It has been argued that possession by the tax purchaser is necessary to give notice to the previous owner of the running of the statute of limitations. We think this is amply answered by the court in Hood River County v. Dabney, supra, 246 Or. at 27-29, 423 P.2d at 961:

"It must be borne in mind that we are not here dealing with a statute of limitations which cuts off the rights of the owner without warning. The statutes give warning to the owner that if he does not pay his taxes he may lose his land. As the dissent in Welborn v. Whitney, 190 Okl. 630, 642-643, 126 P.2d 263, 275 (1942) explains, every citizen `is presumed to have known that his land was taxable, that in due course it would be assessed, a tax levy extended against it, and it would be placed on the tax rolls, that it was his duty to timely pay his taxes, that if he failed to do so his land would be offered for sale and resale at a time and placed specified in the statutes, and that if the county had to purchase it for want of bidders it would be offered for sale at a County Commissioner's sale and some one would buy it.' * * * * * * "The imposition of the duty upon the defendant owner to learn what was being done to enforce the payment of taxes against his property and the limitation upon his right to attack the foreclosure decree * * * is a legitimate exercise of legislative power in carrying out a property tax program."

See also Turner v. New York, 168 U.S. 90, 18 S. Ct. 38, 42 L. Ed. 392. In Mullane v. Central Hanover & Tr. Co., 339 U.S. 306, 70 S. Ct. 652, 94 L. Ed. 865, the court held that sufficiency of notice under the Fourteenth Amendment depends on the type of transaction and property interest involved with a weighing of the public interest in resolving the litigation in which the notice is involved.

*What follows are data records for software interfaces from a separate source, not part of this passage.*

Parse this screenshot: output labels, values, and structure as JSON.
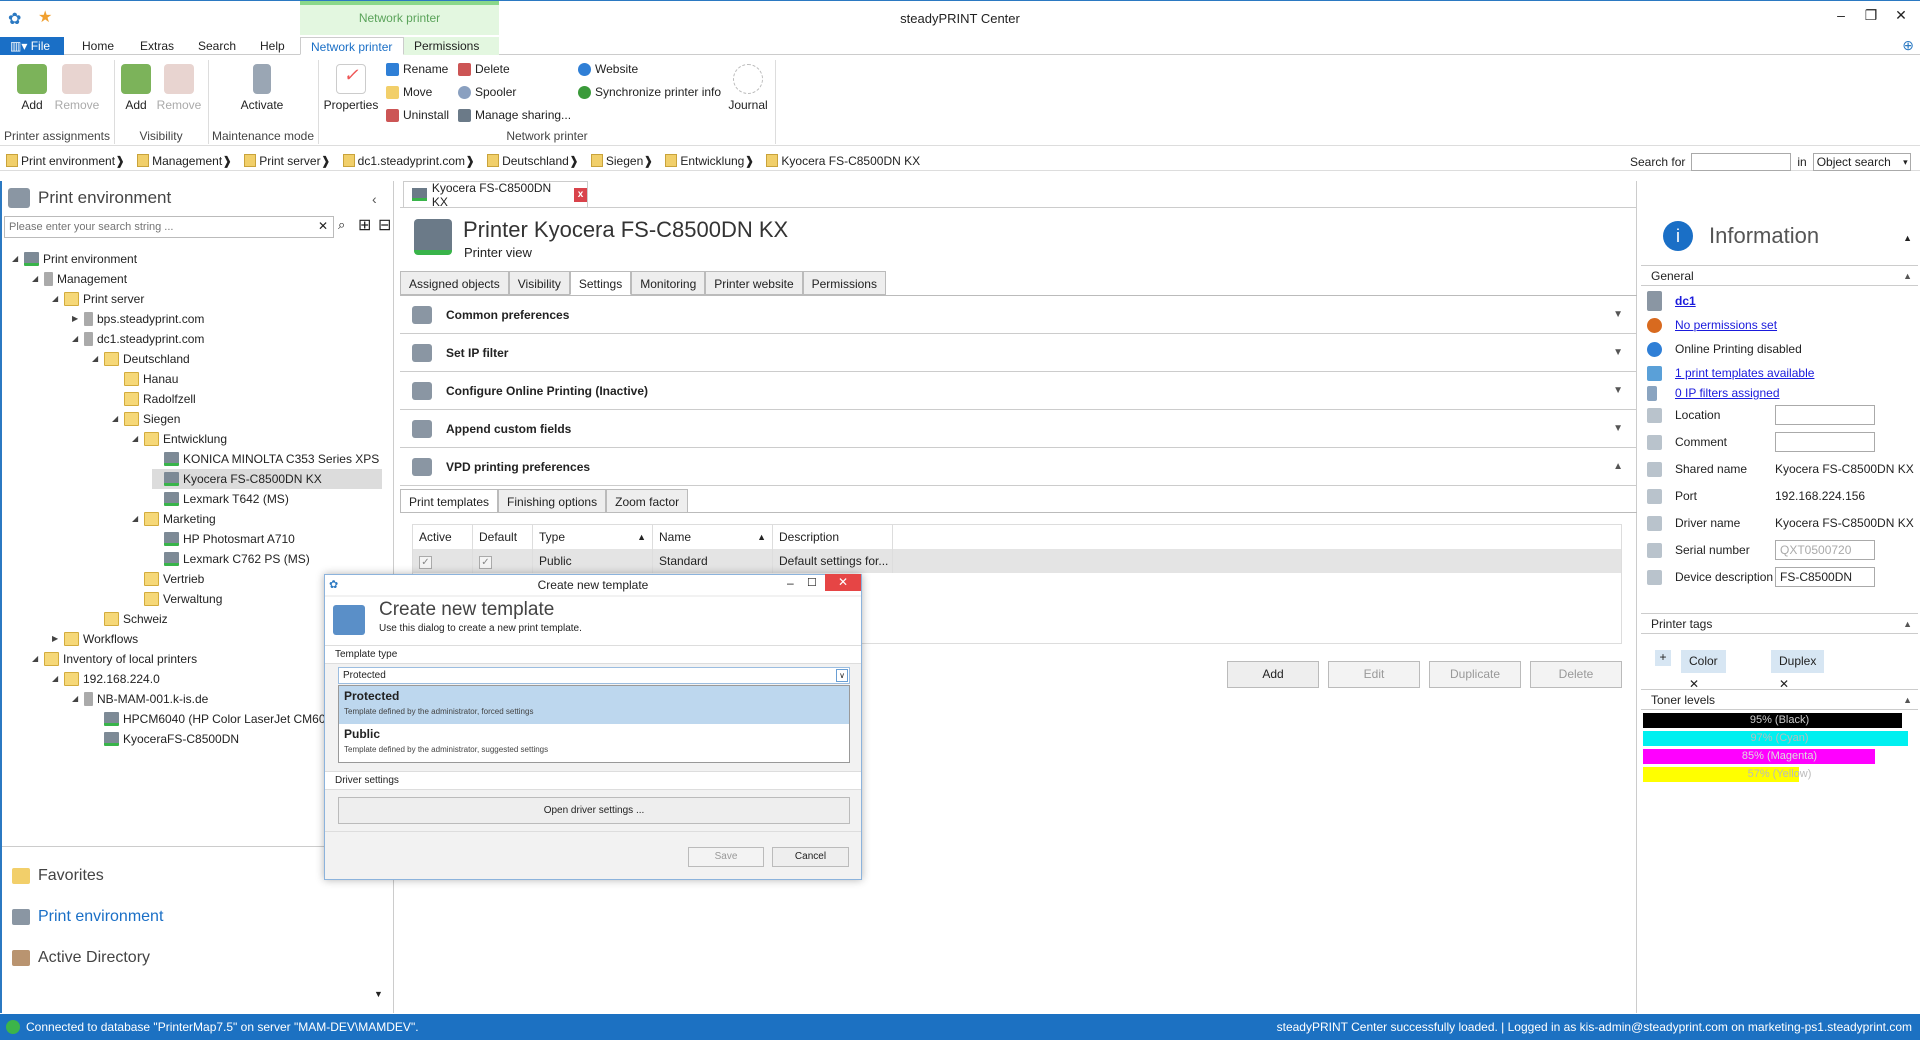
{
  "app": {
    "title": "steadyPRINT Center",
    "context_tab_group": "Network printer"
  },
  "menu_tabs": [
    "File",
    "Home",
    "Extras",
    "Search",
    "Help",
    "Network printer",
    "Permissions"
  ],
  "ribbon": {
    "printer_assignments": {
      "label": "Printer assignments",
      "add": "Add",
      "remove": "Remove"
    },
    "visibility": {
      "label": "Visibility",
      "add": "Add",
      "remove": "Remove"
    },
    "maintenance": {
      "label": "Maintenance mode",
      "activate": "Activate"
    },
    "network_printer": {
      "label": "Network printer",
      "properties": "Properties",
      "rename": "Rename",
      "move": "Move",
      "uninstall": "Uninstall",
      "delete": "Delete",
      "spooler": "Spooler",
      "manage_sharing": "Manage sharing...",
      "website": "Website",
      "sync": "Synchronize printer info",
      "journal": "Journal"
    }
  },
  "breadcrumb": [
    "Print environment",
    "Management",
    "Print server",
    "dc1.steadyprint.com",
    "Deutschland",
    "Siegen",
    "Entwicklung",
    "Kyocera FS-C8500DN KX"
  ],
  "search": {
    "label": "Search for",
    "value": "",
    "in_label": "in",
    "scope": "Object search"
  },
  "left": {
    "title": "Print environment",
    "search_placeholder": "Please enter your search string ...",
    "tree": [
      {
        "label": "Print environment",
        "level": 0,
        "arrow": "◢",
        "icon": "p"
      },
      {
        "label": "Management",
        "level": 1,
        "arrow": "◢",
        "icon": "s"
      },
      {
        "label": "Print server",
        "level": 2,
        "arrow": "◢",
        "icon": "f"
      },
      {
        "label": "bps.steadyprint.com",
        "level": 3,
        "arrow": "▶",
        "icon": "s"
      },
      {
        "label": "dc1.steadyprint.com",
        "level": 3,
        "arrow": "◢",
        "icon": "s"
      },
      {
        "label": "Deutschland",
        "level": 4,
        "arrow": "◢",
        "icon": "f"
      },
      {
        "label": "Hanau",
        "level": 5,
        "arrow": "",
        "icon": "f"
      },
      {
        "label": "Radolfzell",
        "level": 5,
        "arrow": "",
        "icon": "f"
      },
      {
        "label": "Siegen",
        "level": 5,
        "arrow": "◢",
        "icon": "f"
      },
      {
        "label": "Entwicklung",
        "level": 6,
        "arrow": "◢",
        "icon": "f"
      },
      {
        "label": "KONICA MINOLTA C353 Series XPS",
        "level": 7,
        "arrow": "",
        "icon": "p"
      },
      {
        "label": "Kyocera FS-C8500DN KX",
        "level": 7,
        "arrow": "",
        "icon": "p",
        "selected": true
      },
      {
        "label": "Lexmark T642 (MS)",
        "level": 7,
        "arrow": "",
        "icon": "p"
      },
      {
        "label": "Marketing",
        "level": 6,
        "arrow": "◢",
        "icon": "f"
      },
      {
        "label": "HP Photosmart A710",
        "level": 7,
        "arrow": "",
        "icon": "p"
      },
      {
        "label": "Lexmark C762 PS (MS)",
        "level": 7,
        "arrow": "",
        "icon": "p"
      },
      {
        "label": "Vertrieb",
        "level": 6,
        "arrow": "",
        "icon": "f"
      },
      {
        "label": "Verwaltung",
        "level": 6,
        "arrow": "",
        "icon": "f"
      },
      {
        "label": "Schweiz",
        "level": 4,
        "arrow": "",
        "icon": "f"
      },
      {
        "label": "Workflows",
        "level": 2,
        "arrow": "▶",
        "icon": "f"
      },
      {
        "label": "Inventory of local printers",
        "level": 1,
        "arrow": "◢",
        "icon": "f"
      },
      {
        "label": "192.168.224.0",
        "level": 2,
        "arrow": "◢",
        "icon": "f"
      },
      {
        "label": "NB-MAM-001.k-is.de",
        "level": 3,
        "arrow": "◢",
        "icon": "s"
      },
      {
        "label": "HPCM6040 (HP Color LaserJet CM6040",
        "level": 4,
        "arrow": "",
        "icon": "p"
      },
      {
        "label": "KyoceraFS-C8500DN",
        "level": 4,
        "arrow": "",
        "icon": "p"
      }
    ],
    "nav": [
      "Favorites",
      "Print environment",
      "Active Directory"
    ]
  },
  "main": {
    "doc_tab": "Kyocera FS-C8500DN KX",
    "title": "Printer Kyocera FS-C8500DN KX",
    "subtitle": "Printer view",
    "tabs": [
      "Assigned objects",
      "Visibility",
      "Settings",
      "Monitoring",
      "Printer website",
      "Permissions"
    ],
    "sections": [
      "Common preferences",
      "Set IP filter",
      "Configure Online Printing (Inactive)",
      "Append custom fields",
      "VPD printing preferences"
    ],
    "subtabs": [
      "Print templates",
      "Finishing options",
      "Zoom factor"
    ],
    "columns": [
      "Active",
      "Default",
      "Type",
      "Name",
      "Description"
    ],
    "rows": [
      {
        "active": true,
        "default": true,
        "type": "Public",
        "name": "Standard",
        "description": "Default settings for..."
      }
    ],
    "buttons": {
      "add": "Add",
      "edit": "Edit",
      "duplicate": "Duplicate",
      "delete": "Delete"
    }
  },
  "info": {
    "title": "Information",
    "general": "General",
    "server": "dc1",
    "permissions": "No permissions set",
    "online": "Online Printing disabled",
    "templates": "1 print templates available",
    "ipfilters": "0 IP filters assigned",
    "fields": [
      {
        "label": "Location",
        "value": "",
        "box": true
      },
      {
        "label": "Comment",
        "value": "",
        "box": true
      },
      {
        "label": "Shared name",
        "value": "Kyocera FS-C8500DN KX"
      },
      {
        "label": "Port",
        "value": "192.168.224.156"
      },
      {
        "label": "Driver name",
        "value": "Kyocera FS-C8500DN KX"
      },
      {
        "label": "Serial number",
        "value": "QXT0500720",
        "box": true,
        "disabled": true
      },
      {
        "label": "Device description",
        "value": "FS-C8500DN",
        "box": true
      }
    ],
    "tags_title": "Printer tags",
    "tags": [
      "Color",
      "Duplex"
    ],
    "toner_title": "Toner levels",
    "toner": [
      {
        "label": "95% (Black)",
        "percent": 95,
        "color": "#000000",
        "text": "#cccccc"
      },
      {
        "label": "97% (Cyan)",
        "percent": 97,
        "color": "#00f0f0",
        "text": "#bbbbbb"
      },
      {
        "label": "85% (Magenta)",
        "percent": 85,
        "color": "#ff00ff",
        "text": "#dddddd"
      },
      {
        "label": "57% (Yellow)",
        "percent": 57,
        "color": "#ffff00",
        "text": "#bbbbbb"
      }
    ]
  },
  "dialog": {
    "window_title": "Create new template",
    "title": "Create new template",
    "subtitle": "Use this dialog to create a new print template.",
    "template_type": "Template type",
    "selected": "Protected",
    "options": [
      {
        "name": "Protected",
        "desc": "Template defined by the administrator, forced settings"
      },
      {
        "name": "Public",
        "desc": "Template defined by the administrator, suggested settings"
      }
    ],
    "driver_settings": "Driver settings",
    "open_driver": "Open driver settings ...",
    "save": "Save",
    "cancel": "Cancel"
  },
  "status": {
    "left": "Connected to database \"PrinterMap7.5\" on server \"MAM-DEV\\MAMDEV\".",
    "right": "steadyPRINT Center successfully loaded. | Logged in as kis-admin@steadyprint.com on marketing-ps1.steadyprint.com"
  },
  "colors": {
    "accent": "#1a6fc6",
    "status_bar": "#1c71c2",
    "context_tab": "#e3f7e0"
  }
}
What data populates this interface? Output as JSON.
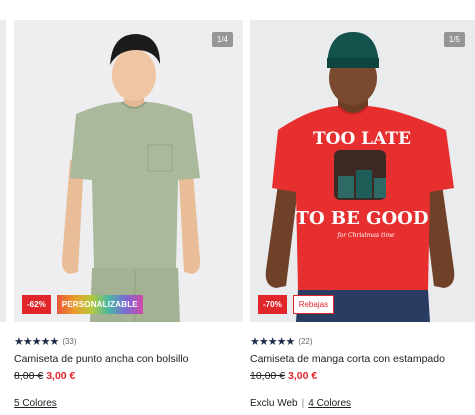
{
  "products": [
    {
      "counter": "1/4",
      "badges": {
        "discount": "-62%",
        "tag": "PERSONALIZABLE"
      },
      "stars": "★★★★★",
      "reviews": "(33)",
      "title": "Camiseta de punto ancha con bolsillo",
      "old_price": "8,00 €",
      "new_price": "3,00 €",
      "colors_link": "5 Colores"
    },
    {
      "counter": "1/5",
      "badges": {
        "discount": "-70%",
        "tag": "Rebajas"
      },
      "stars": "★★★★★",
      "reviews": "(22)",
      "title": "Camiseta de manga corta con estampado",
      "old_price": "10,00 €",
      "new_price": "3,00 €",
      "exclusive": "Exclu Web",
      "separator": "|",
      "colors_link": "4 Colores",
      "shirt_print": [
        "TOO LATE",
        "TO BE GOOD",
        "for Christmas time"
      ]
    }
  ],
  "colors": {
    "accent": "#e1262b",
    "star": "#1c2b4a"
  }
}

The court in Spitcaufsky v. Hatten, 353 Mo. 94, 111, 182 S.W.2d 86, 96, stated:

"Due process is a very different thing in the assessment and collection of public taxes from the same right as applied to litigation between parties over private rights, the institution of the latter depending wholly on the will of the complainant. The reasons are apparent. The first is the government's exigent need for the pecuniary support necessary to its existence. The second is the futility of impeding the annual collection of taxes by requiring a predetermination of the titles to many parcels of land * * * and the identity and competency of their owners. The third is that taxes are collected periodically under fixed laws which, in a restricted sense, impart their own notice."

In the instant case, the public policy is to require every taxpayer to bear his share of the taxes and to obtain certainty in land titles so that the land may be productively used.

The petitioner raises the point that to hold an attack on a jurisdictional defect to be barred by the statute of limitations would be in conflict with Article XIII, Sections 3 and 6 of the Constitution of West Virginia relating to the forfeiture and subsequent sale of land for non-entry for a period of five years. We do not agree that there is a conflict. There is a non-entry under Section 6 where land is not entered for a period of five years by one having a responsibility to have the *412 land entered on the land books. The legislature can expand that responsibility beyond the original owner. There are, of course, still instances where title could forfeit under the provisions of Article XIII.

We are aware, of course, of our holdings in Thaxton v. Beard, W.Va., 201 S.E.2d 298; Bailey v. Baker, 137 W.Va. 85, 68 S.E.2d 74, 70 S.E.2d 645; Hardman v. Ward, 136 W.Va. 370, 67 S.E.2d 537, relating to a void sale because of an erroneous assessment and by this decision do not intend to disturb these holdings. The short statutes of limitations contained in Sections 32 and 33 do not by their terms apply to the defects involved in those cases.

The decision is, therefore, affirmed.